They pretend to help dancers but evidently you will never learn from there about shameful incidents when they prevented performances. The last one happened two days ago, on Monday, at the performance of La Bayadere with Svetlana Zakharova, Igor Zelensky and Maria Alexandrova as Gamzatti (the ballet was shown in the scope of the opening of the Moscow ballet competition). Just before Alexandrova's variation in the Grand Pas of the 2nd act, when the audience and the orchestra were silent and the ballerina was already standing in preparation, somebody cried out “Oh” - loudly in an unnatural foolish (but already familiar!) manner. This produced a slight, but noticeable wave of laugh in the audience, to which Ms. Alexandrova only smiled back and demonstrated such skills and drive that earned sincere and real, not organized ovation. All this happened in the presence of Mr. Grigorovitch and the members of the jury - Natalia Makarova, Natalia Bessmertnova, Ludmila Semenyaka, Mikhail Lavrovsky, Heinz Spoerli, Alex Ursulyak and others. The only reason for this barbarous behavior is that the claqueurs are just desperate to show their fading importance.

In addition to Mashinka's information: many years ago there was an article in "Pravda" by Irek Mukhamedov against the claque. About three years ago Maria Alexandrova gave two interviews expressing strongly negative opinion concerning the claque's actions what produced the current war with her. This is mentioned by a claqueur himself at the beginning of the article which Natalia couldn't read to the end.

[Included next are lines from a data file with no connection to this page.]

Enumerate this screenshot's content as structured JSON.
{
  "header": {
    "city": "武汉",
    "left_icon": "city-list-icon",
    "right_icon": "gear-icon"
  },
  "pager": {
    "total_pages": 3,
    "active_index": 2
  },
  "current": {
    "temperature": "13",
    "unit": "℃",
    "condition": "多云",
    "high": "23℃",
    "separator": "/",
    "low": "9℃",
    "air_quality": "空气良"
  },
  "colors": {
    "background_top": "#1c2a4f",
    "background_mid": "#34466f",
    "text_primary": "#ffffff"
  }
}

Share this post


Link to post
All this happened in the presence of Mr. Grigorovitch and the members of the jury - Natalia Makarova, Natalia Bessmertnova, Ludmila Semenyaka, Mikhail Lavrovsky, Heinz Spoerli, Alex Ursulyak and others. The only reason for this barbarous behavior is that the claqueurs are just desperate to show their fading importance.

In addition to Mashinka's information: many years ago there was an article in "Pravda" by Irek Mukhamedov against the claque. About three years ago Maria Alexandrova gave two interviews expressing strongly negative opinion concerning the claque's actions what produced the current war with her.

Thanks, Mikhail. Delighted to hear about the clacque's "fading importance." Sounds like the increasing internationalization of Russian ballet -- and an increasingly open cultural press -- is gradually breaking down the power of this dinosaur of an institution. I hope that as more and more Russian ballet people develop careers outside the country, and more westerners go there to perform at least attend performances, tolerance for organized clacquing will decline.

Share this post


Link to post

Bart,

I guess, the large number of foreign tourists at the Bolshoi does not improve the situation with the claque but influences just in an opposite direction.

Share this post


Link to post
Sign in to follow this  
Followers 0